mage as carries the idea of an injury along with " it, unless such injury has not been wilfully done, 66 but from necesiity. Thus Celsus puts the case of “ a person who, to stop the progress of a fire, pulls “ down his neighbour's house; and whether the VOL. IV.
ceptible of more grievous wounds than the body; and therefore, without that law, a polished society could have no long endurance.
By adultery, mischief is done both external and internal. Each fex is so constituted, as to require strict fidelity and attachment in a mațe. The breach of these duties is the greatest external harm that can befal them: it harms them also internally, by breaking their
of mind. It has indeed been urged, that no harm will ensue, if the adultery be kept secret; and consequently, that there can be no crime where the fact is kept secret.
os fire had reached that house which is pulled down,
or was extinguished before it got to it, in neither " cafe, he thinks, will an action be competent from " the Aquilian law.”] -- These opinions are undoubtedly erroneous.
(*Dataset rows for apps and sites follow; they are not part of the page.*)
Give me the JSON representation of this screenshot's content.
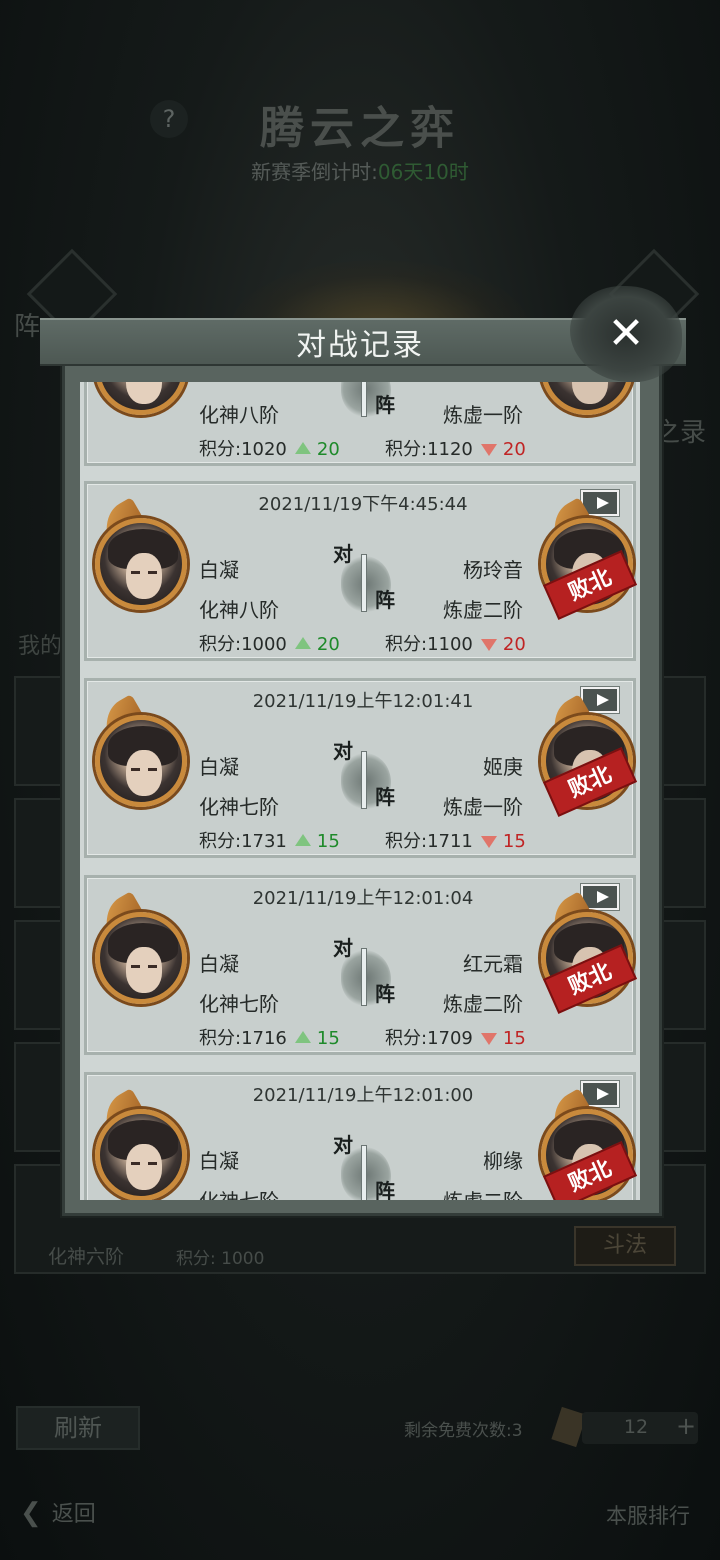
{
  "page": {
    "help_icon_glyph": "?",
    "title": "腾云之弈",
    "season_label": "新赛季倒计时:",
    "season_countdown": "06天10时",
    "side_left_label": "阵",
    "side_right_label": "之录",
    "my_label": "我的",
    "bottom_row": {
      "rank": "化神六阶",
      "score": "积分: 1000",
      "fight_label": "斗法"
    },
    "refresh_label": "刷新",
    "free_count_label": "剩余免费次数:3",
    "ticket_count": "12",
    "ticket_plus": "+",
    "back_label": "返回",
    "rank_list_label": "本服排行"
  },
  "modal": {
    "title": "对战记录",
    "close_glyph": "✕",
    "vs_top": "对",
    "vs_bottom": "阵",
    "lose_label": "败北",
    "records": [
      {
        "time": "",
        "left": {
          "name": "",
          "rank": "化神八阶",
          "score_text": "积分:1020",
          "delta": "20",
          "direction": "up"
        },
        "right": {
          "name": "",
          "rank": "炼虚一阶",
          "score_text": "积分:1120",
          "delta": "20",
          "direction": "down"
        },
        "result": ""
      },
      {
        "time": "2021/11/19下午4:45:44",
        "left": {
          "name": "白凝",
          "rank": "化神八阶",
          "score_text": "积分:1000",
          "delta": "20",
          "direction": "up"
        },
        "right": {
          "name": "杨玲音",
          "rank": "炼虚二阶",
          "score_text": "积分:1100",
          "delta": "20",
          "direction": "down"
        },
        "result": "败北"
      },
      {
        "time": "2021/11/19上午12:01:41",
        "left": {
          "name": "白凝",
          "rank": "化神七阶",
          "score_text": "积分:1731",
          "delta": "15",
          "direction": "up"
        },
        "right": {
          "name": "姬庚",
          "rank": "炼虚一阶",
          "score_text": "积分:1711",
          "delta": "15",
          "direction": "down"
        },
        "result": "败北"
      },
      {
        "time": "2021/11/19上午12:01:04",
        "left": {
          "name": "白凝",
          "rank": "化神七阶",
          "score_text": "积分:1716",
          "delta": "15",
          "direction": "up"
        },
        "right": {
          "name": "红元霜",
          "rank": "炼虚二阶",
          "score_text": "积分:1709",
          "delta": "15",
          "direction": "down"
        },
        "result": "败北"
      },
      {
        "time": "2021/11/19上午12:01:00",
        "left": {
          "name": "白凝",
          "rank": "化神七阶",
          "score_text": "",
          "delta": "",
          "direction": "up"
        },
        "right": {
          "name": "柳缘",
          "rank": "炼虚二阶",
          "score_text": "",
          "delta": "",
          "direction": "down"
        },
        "result": "败北"
      }
    ]
  },
  "colors": {
    "win_delta": "#1e8a2a",
    "lose_delta": "#c02424",
    "lose_stamp": "#b62121",
    "avatar_ring": "#c98a3c"
  }
}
And it is not difficult to say what has occasioned the error: the cases mentioned are treated as belonging to the lex Aquilia ; which being confined to the reparation of wrongs, lays it justly down for a rule, That no action for reparation can lie, where there is no culpa. But had Labeo and Celsus adverted, that these cases belong to a different head, viz. the duty of recompence, where one fuffers lofs by benefiting another, they themselves would have had no difficulty of sustaining a claim for making up that loss.